--- EXTRACTED INFORMATION ---

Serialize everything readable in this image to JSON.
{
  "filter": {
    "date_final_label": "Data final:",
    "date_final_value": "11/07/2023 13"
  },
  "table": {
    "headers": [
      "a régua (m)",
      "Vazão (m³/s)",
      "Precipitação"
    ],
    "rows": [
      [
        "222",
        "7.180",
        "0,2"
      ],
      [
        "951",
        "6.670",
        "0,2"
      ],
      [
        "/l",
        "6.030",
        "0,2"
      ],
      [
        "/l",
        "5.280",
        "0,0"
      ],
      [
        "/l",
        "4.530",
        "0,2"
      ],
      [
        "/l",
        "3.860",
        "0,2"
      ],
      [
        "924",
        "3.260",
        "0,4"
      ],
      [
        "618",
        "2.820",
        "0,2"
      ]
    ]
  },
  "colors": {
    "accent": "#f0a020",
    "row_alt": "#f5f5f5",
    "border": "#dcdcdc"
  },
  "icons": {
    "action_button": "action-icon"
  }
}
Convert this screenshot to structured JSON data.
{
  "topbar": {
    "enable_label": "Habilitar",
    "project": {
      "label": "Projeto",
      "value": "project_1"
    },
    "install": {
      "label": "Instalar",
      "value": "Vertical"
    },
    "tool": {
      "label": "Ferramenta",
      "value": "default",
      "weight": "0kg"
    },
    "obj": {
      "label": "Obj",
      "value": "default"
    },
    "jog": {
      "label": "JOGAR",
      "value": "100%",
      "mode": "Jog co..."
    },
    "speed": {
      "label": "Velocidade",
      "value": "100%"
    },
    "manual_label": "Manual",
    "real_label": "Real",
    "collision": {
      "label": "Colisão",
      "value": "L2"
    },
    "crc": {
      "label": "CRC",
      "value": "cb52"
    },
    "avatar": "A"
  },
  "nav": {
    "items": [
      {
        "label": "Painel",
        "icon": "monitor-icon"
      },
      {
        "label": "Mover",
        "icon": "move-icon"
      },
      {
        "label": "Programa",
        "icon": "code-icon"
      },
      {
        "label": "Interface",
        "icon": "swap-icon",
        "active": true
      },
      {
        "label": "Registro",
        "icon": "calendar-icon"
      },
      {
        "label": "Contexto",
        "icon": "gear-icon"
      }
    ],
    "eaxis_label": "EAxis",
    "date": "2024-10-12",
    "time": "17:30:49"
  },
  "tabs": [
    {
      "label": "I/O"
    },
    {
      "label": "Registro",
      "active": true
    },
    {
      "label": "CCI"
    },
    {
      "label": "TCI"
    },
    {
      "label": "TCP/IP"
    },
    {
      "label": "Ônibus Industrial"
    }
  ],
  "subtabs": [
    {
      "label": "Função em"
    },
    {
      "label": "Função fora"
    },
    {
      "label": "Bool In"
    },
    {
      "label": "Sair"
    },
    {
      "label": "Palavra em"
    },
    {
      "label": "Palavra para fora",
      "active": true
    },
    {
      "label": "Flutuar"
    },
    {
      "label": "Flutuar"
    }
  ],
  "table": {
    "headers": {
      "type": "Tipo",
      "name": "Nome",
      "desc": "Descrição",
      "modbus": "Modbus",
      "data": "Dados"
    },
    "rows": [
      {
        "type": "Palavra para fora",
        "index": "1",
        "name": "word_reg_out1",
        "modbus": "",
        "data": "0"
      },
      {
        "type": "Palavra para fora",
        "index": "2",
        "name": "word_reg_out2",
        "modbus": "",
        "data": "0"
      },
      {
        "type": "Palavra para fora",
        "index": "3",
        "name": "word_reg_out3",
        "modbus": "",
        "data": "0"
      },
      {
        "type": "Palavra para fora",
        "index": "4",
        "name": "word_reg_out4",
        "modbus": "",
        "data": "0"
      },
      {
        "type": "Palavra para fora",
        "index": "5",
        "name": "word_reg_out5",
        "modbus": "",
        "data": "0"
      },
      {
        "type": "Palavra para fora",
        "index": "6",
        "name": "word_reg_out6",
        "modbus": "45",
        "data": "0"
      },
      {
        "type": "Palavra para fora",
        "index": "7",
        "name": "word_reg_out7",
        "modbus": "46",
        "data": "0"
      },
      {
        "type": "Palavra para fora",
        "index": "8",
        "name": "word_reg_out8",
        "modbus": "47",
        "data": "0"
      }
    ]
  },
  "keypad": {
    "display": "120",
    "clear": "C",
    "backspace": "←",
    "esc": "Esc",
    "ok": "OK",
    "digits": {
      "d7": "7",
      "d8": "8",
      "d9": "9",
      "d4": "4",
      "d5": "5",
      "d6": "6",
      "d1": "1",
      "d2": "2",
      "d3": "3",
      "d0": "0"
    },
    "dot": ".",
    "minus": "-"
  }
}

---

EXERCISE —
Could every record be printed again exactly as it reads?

RESPONSE AREA —
Serialize everything readable in this image to JSON.
{
  "filter": {
    "date_final_label": "Data final:",
    "date_final_value": "11/07/2023 13"
  },
  "table": {
    "headers": [
      "a régua (m)",
      "Vazão (m³/s)",
      "Precipitação"
    ],
    "rows": [
      [
        "222",
        "7.180",
        "0,2"
      ],
      [
        "951",
        "6.670",
        "0,2"
      ],
      [
        "/l",
        "6.030",
        "0,2"
      ],
      [
        "/l",
        "5.280",
        "0,0"
      ],
      [
        "/l",
        "4.530",
        "0,2"
      ],
      [
        "/l",
        "3.860",
        "0,2"
      ],
      [
        "924",
        "3.260",
        "0,4"
      ],
      [
        "618",
        "2.820",
        "0,2"
      ]
    ]
  },
  "colors": {
    "accent": "#f0a020",
    "row_alt": "#f5f5f5",
    "border": "#dcdcdc"
  },
  "icons": {
    "action_button": "action-icon"
  }
}
Convert this screenshot to structured JSON data.
{
  "topbar": {
    "enable_label": "Habilitar",
    "project": {
      "label": "Projeto",
      "value": "project_1"
    },
    "install": {
      "label": "Instalar",
      "value": "Vertical"
    },
    "tool": {
      "label": "Ferramenta",
      "value": "default",
      "weight": "0kg"
    },
    "obj": {
      "label": "Obj",
      "value": "default"
    },
    "jog": {
      "label": "JOGAR",
      "value": "100%",
      "mode": "Jog co..."
    },
    "speed": {
      "label": "Velocidade",
      "value": "100%"
    },
    "manual_label": "Manual",
    "real_label": "Real",
    "collision": {
      "label": "Colisão",
      "value": "L2"
    },
    "crc": {
      "label": "CRC",
      "value": "cb52"
    },
    "avatar": "A"
  },
  "nav": {
    "items": [
      {
        "label": "Painel",
        "icon": "monitor-icon"
      },
      {
        "label": "Mover",
        "icon": "move-icon"
      },
      {
        "label": "Programa",
        "icon": "code-icon"
      },
      {
        "label": "Interface",
        "icon": "swap-icon",
        "active": true
      },
      {
        "label": "Registro",
        "icon": "calendar-icon"
      },
      {
        "label": "Contexto",
        "icon": "gear-icon"
      }
    ],
    "eaxis_label": "EAxis",
    "date": "2024-10-12",
    "time": "17:30:49"
  },
  "tabs": [
    {
      "label": "I/O"
    },
    {
      "label": "Registro",
      "active": true
    },
    {
      "label": "CCI"
    },
    {
      "label": "TCI"
    },
    {
      "label": "TCP/IP"
    },
    {
      "label": "Ônibus Industrial"
    }
  ],
  "subtabs": [
    {
      "label": "Função em"
    },
    {
      "label": "Função fora"
    },
    {
      "label": "Bool In"
    },
    {
      "label": "Sair"
    },
    {
      "label": "Palavra em"
    },
    {
      "label": "Palavra para fora",
      "active": true
    },
    {
      "label": "Flutuar"
    },
    {
      "label": "Flutuar"
    }
  ],
  "table": {
    "headers": {
      "type": "Tipo",
      "name": "Nome",
      "desc": "Descrição",
      "modbus": "Modbus",
      "data": "Dados"
    },
    "rows": [
      {
        "type": "Palavra para fora",
        "index": "1",
        "name": "word_reg_out1",
        "modbus": "",
        "data": "0"
      },
      {
        "type": "Palavra para fora",
        "index": "2",
        "name": "word_reg_out2",
        "modbus": "",
        "data": "0"
      },
      {
        "type": "Palavra para fora",
        "index": "3",
        "name": "word_reg_out3",
        "modbus": "",
        "data": "0"
      },
      {
        "type": "Palavra para fora",
        "index": "4",
        "name": "word_reg_out4",
        "modbus": "",
        "data": "0"
      },
      {
        "type": "Palavra para fora",
        "index": "5",
        "name": "word_reg_out5",
        "modbus": "",
        "data": "0"
      },
      {
        "type": "Palavra para fora",
        "index": "6",
        "name": "word_reg_out6",
        "modbus": "45",
        "data": "0"
      },
      {
        "type": "Palavra para fora",
        "index": "7",
        "name": "word_reg_out7",
        "modbus": "46",
        "data": "0"
      },
      {
        "type": "Palavra para fora",
        "index": "8",
        "name": "word_reg_out8",
        "modbus": "47",
        "data": "0"
      }
    ]
  },
  "keypad": {
    "display": "120",
    "clear": "C",
    "backspace": "←",
    "esc": "Esc",
    "ok": "OK",
    "digits": {
      "d7": "7",
      "d8": "8",
      "d9": "9",
      "d4": "4",
      "d5": "5",
      "d6": "6",
      "d1": "1",
      "d2": "2",
      "d3": "3",
      "d0": "0"
    },
    "dot": ".",
    "minus": "-"
  }
}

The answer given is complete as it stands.